Puntarelle salad

Have you seen this vegetable stateside (or anywhere outside of Italy for that matter)? Known as puntarelle or cicoria di catalogna, this different type of chicory was a big hit with my Big Island cousins when they visited last October. They had never seen or heard of anything like it. For some reason I thought puntarelle had already made a name for itself across the pond, quite like how rucola (arugula or rocket) did more than a couple of decades ago. Side story: I remember the first time my chef boss (this was on Kauai) gushed over tasting rucola after returning from a company trip to Italy. ‘Ro, do you know rucola? It is soooo delicious!’ I mean, she was excited as heck, probably thinking of where to source some for an addition to the menu.

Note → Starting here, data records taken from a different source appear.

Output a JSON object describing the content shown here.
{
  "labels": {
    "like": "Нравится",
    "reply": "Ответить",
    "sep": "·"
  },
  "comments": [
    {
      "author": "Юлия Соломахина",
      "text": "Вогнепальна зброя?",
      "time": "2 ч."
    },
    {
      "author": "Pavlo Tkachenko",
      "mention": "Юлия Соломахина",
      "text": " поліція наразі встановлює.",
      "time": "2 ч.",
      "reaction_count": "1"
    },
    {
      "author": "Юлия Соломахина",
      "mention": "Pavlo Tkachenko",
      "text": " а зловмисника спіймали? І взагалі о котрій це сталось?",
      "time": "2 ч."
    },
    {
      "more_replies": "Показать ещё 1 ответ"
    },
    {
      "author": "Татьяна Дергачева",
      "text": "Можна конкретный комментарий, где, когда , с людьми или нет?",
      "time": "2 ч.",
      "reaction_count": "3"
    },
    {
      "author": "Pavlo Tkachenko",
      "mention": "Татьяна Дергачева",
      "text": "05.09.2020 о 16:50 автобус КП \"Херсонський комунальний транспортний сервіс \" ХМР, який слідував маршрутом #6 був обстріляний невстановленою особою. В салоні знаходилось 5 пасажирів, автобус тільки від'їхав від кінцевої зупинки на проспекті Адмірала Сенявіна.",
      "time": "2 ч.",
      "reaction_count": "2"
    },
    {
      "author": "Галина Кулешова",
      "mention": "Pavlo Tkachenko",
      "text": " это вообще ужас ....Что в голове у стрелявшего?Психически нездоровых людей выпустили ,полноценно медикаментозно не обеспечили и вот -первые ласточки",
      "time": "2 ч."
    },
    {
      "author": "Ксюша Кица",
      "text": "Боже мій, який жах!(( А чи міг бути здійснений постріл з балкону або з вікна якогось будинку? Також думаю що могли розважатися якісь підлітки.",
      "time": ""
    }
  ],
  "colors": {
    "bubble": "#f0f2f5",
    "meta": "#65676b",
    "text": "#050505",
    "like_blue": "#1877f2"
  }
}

Puntarelle can have a rather long growing season if it’s cool enough. Normally, I see them at the supermarket from October to April. They are commonly sold as a whole head (image just above) with the outer leaves still attached. Or they may be sold with outer leaves discarded (first image up top), known as the ‘shoots’. Described as being mildly bitter, it’s these ‘shoots’ that are used in a fresh salad called puntarelle alla romana. I am putting this up for my cousin, who one day, might actually find puntarelle in a Hilo supermarket.

Puntarelle alla Rowena (serves 4)

Working with a head of puntarelle that has been stripped of its outer leaves, separate the shoots individually and slice lengthwise into thin slivers. Soak in an iced water bath with half a squeezed lemon. They should curl.

Mash or finely chop 4-6 anchovy fillets (if salt-packed, rinse off salt first) with a clove of garlic. Go ahead and use more anchovies if you love them. I do.

Whisk in the juice of the other lemon half and 1/2 cup of extra-virgin olive oil. Taste and adjust with more salt and also black pepper. Drain sliced puntarelle, toss together with the anchovy-garlic dressing and serve.

Why I’m calling this salad alla Rowena. Well, it seems that instead of lemon juice, white wine vinegar is normally called for in the dressing. My tastebuds felt it was too harsh and had a stand off, hence the lemon juice. I think it tastes lighter and ‘brighter’ in a way. Capisce?